§ EXTRACTED MATERIAL:
- Opening Delimiter -
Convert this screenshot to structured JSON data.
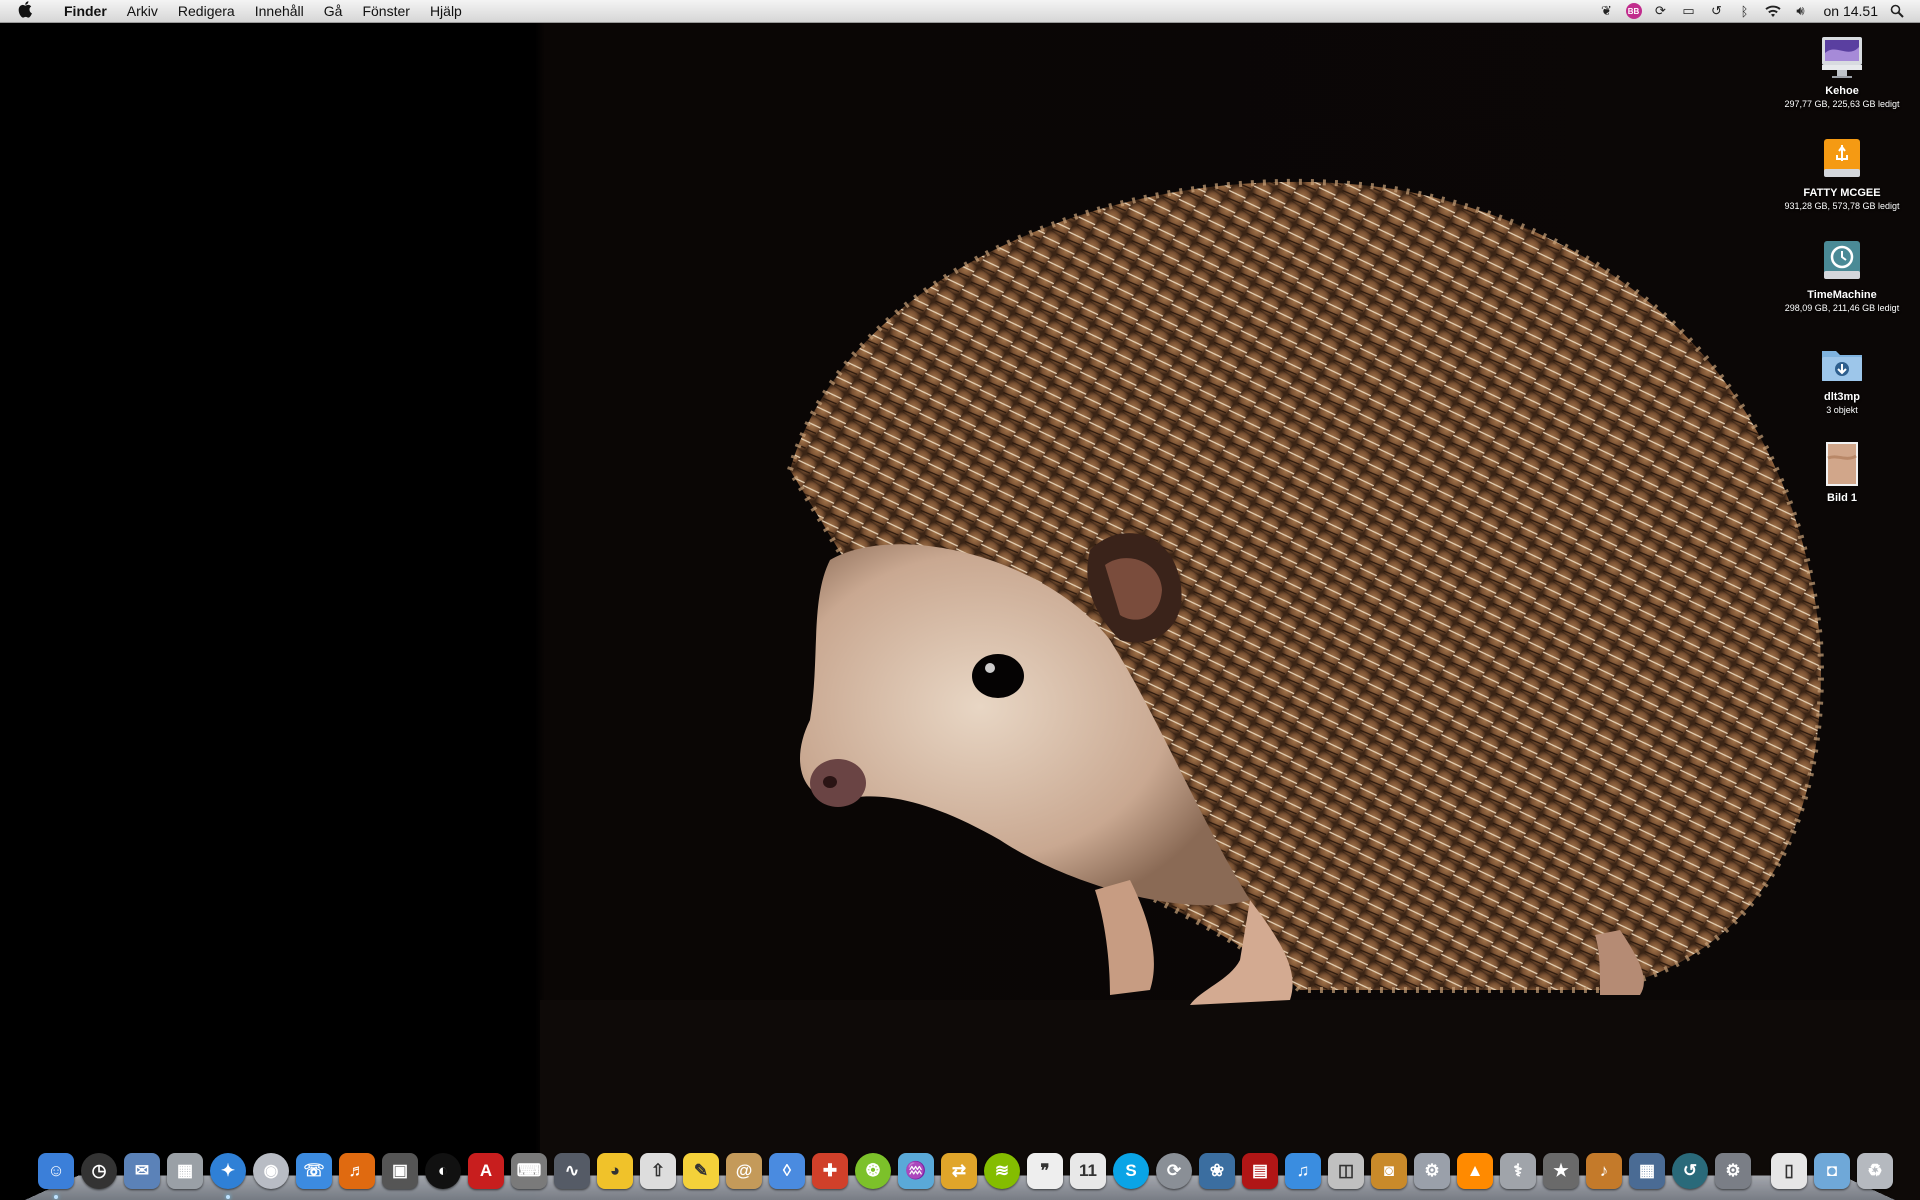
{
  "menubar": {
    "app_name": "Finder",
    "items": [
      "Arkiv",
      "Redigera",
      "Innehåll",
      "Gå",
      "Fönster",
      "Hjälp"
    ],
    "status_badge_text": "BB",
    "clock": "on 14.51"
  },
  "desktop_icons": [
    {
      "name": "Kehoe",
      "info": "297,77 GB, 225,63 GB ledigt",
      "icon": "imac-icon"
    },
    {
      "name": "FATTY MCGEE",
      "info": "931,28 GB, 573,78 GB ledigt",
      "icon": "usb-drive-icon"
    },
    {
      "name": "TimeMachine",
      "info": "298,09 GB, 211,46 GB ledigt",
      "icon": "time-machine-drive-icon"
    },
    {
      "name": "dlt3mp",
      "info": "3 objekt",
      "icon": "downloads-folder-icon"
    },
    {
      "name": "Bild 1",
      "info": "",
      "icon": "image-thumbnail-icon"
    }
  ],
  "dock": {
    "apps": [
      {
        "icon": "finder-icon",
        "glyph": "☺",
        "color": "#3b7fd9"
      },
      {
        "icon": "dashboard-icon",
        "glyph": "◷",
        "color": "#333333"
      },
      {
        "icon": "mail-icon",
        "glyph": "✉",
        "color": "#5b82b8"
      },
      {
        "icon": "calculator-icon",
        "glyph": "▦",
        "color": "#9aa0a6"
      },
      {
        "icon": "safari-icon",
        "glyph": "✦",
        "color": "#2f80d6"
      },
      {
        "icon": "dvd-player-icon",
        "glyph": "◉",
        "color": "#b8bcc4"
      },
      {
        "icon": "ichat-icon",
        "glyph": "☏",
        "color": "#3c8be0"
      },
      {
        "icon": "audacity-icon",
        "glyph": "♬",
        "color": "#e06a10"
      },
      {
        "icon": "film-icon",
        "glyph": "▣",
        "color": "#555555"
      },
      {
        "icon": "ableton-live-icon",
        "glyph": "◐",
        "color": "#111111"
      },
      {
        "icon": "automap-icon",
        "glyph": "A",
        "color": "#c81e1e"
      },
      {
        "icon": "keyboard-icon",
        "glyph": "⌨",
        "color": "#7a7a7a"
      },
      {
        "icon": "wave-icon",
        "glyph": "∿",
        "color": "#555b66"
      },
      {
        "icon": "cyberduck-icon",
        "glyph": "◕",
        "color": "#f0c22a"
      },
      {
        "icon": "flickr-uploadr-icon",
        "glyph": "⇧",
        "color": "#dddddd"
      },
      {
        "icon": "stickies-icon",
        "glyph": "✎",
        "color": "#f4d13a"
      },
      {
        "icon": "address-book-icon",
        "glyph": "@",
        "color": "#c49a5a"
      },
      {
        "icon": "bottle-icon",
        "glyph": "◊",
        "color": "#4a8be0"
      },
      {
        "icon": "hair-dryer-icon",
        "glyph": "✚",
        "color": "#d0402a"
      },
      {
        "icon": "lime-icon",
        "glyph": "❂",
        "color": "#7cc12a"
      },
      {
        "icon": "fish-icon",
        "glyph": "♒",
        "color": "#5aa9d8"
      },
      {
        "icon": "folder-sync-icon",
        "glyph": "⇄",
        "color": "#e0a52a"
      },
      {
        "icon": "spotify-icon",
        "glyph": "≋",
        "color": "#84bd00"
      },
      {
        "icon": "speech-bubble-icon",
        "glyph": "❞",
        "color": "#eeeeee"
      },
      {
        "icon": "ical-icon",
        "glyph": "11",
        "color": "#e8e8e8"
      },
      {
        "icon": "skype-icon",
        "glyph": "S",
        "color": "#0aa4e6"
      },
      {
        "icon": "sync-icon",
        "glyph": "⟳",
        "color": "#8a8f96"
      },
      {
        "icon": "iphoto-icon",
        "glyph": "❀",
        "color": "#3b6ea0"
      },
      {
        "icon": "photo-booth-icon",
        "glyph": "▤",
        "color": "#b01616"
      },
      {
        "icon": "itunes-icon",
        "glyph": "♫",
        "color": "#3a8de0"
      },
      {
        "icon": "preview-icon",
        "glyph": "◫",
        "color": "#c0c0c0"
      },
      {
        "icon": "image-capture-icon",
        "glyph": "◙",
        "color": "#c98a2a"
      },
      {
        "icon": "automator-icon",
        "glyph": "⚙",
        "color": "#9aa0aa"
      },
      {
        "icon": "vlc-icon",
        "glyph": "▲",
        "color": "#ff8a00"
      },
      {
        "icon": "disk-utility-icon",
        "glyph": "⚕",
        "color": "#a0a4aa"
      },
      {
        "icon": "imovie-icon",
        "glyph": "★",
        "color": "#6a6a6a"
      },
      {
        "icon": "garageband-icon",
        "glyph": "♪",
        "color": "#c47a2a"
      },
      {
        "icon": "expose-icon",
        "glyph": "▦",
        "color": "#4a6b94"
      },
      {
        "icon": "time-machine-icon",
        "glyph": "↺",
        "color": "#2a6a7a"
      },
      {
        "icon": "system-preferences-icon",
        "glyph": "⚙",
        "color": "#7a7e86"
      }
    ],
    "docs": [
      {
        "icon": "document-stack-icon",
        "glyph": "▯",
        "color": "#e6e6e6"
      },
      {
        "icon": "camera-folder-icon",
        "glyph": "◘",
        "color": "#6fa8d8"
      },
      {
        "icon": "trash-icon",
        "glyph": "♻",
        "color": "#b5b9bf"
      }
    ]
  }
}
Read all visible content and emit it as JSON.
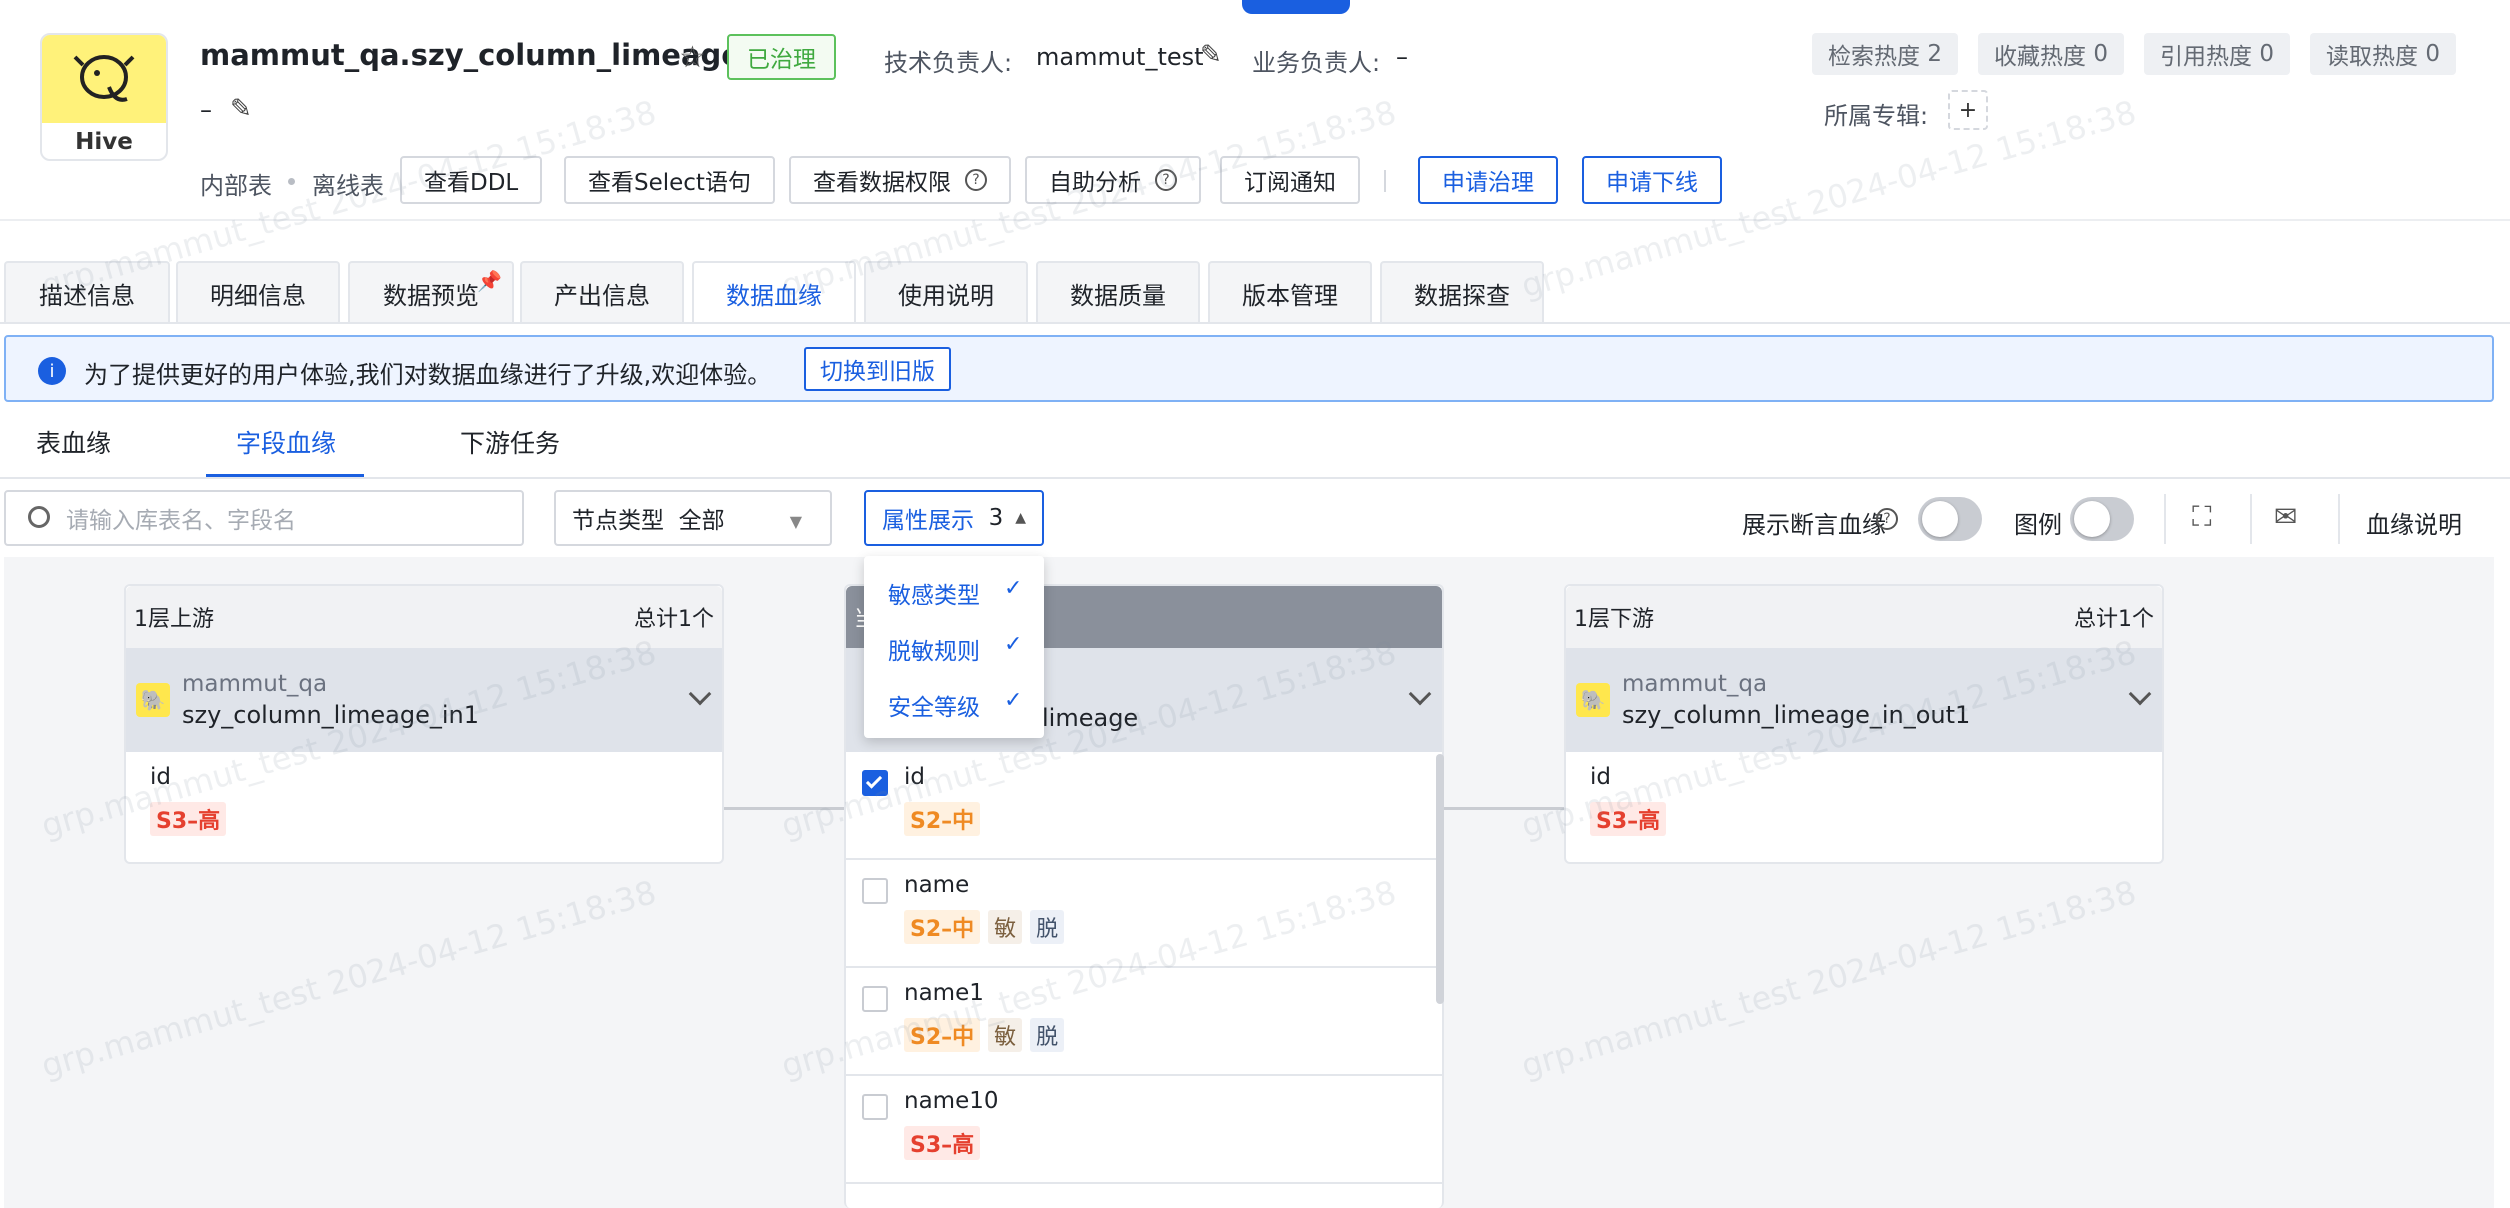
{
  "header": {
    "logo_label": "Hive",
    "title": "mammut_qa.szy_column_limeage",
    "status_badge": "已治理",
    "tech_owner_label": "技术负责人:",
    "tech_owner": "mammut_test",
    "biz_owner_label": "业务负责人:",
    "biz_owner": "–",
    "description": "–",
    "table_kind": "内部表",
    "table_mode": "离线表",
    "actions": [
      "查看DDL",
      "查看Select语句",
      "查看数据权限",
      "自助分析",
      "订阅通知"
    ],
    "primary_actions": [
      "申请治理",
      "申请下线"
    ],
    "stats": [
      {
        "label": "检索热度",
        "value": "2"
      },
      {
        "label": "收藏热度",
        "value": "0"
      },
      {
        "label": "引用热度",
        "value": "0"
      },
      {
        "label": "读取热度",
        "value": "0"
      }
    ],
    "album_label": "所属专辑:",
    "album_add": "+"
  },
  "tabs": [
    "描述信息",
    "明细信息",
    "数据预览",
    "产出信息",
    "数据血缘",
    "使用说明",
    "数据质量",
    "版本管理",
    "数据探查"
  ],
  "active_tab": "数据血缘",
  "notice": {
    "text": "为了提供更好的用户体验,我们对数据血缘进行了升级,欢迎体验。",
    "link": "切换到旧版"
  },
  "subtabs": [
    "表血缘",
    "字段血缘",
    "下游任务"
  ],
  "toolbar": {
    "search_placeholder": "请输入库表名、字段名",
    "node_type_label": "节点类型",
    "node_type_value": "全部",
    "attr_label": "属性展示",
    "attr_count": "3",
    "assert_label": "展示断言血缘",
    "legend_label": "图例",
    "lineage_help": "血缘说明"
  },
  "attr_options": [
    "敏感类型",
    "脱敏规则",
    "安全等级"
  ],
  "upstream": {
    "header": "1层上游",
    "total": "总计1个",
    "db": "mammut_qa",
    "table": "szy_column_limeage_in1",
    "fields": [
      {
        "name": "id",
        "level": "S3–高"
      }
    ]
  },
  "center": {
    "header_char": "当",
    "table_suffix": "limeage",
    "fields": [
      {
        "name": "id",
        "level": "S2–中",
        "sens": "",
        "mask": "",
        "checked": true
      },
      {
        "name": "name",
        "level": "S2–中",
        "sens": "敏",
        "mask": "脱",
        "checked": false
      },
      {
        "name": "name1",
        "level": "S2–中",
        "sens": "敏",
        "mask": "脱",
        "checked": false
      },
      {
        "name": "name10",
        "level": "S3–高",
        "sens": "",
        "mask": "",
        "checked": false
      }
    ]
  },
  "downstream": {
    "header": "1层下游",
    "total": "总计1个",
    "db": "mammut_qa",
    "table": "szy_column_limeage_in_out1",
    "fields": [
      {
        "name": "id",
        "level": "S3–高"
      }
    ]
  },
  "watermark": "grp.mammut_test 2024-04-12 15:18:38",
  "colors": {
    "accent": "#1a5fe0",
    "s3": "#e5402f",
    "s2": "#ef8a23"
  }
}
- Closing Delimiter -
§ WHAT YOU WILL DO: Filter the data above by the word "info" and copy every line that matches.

§ RESULT OF THE TASK:
      "info": "297,77 GB, 225,63 GB ledigt",
      "info": "931,28 GB, 573,78 GB ledigt",
      "info": "298,09 GB, 211,46 GB ledigt",
      "info": "3 objekt",
      "info": "",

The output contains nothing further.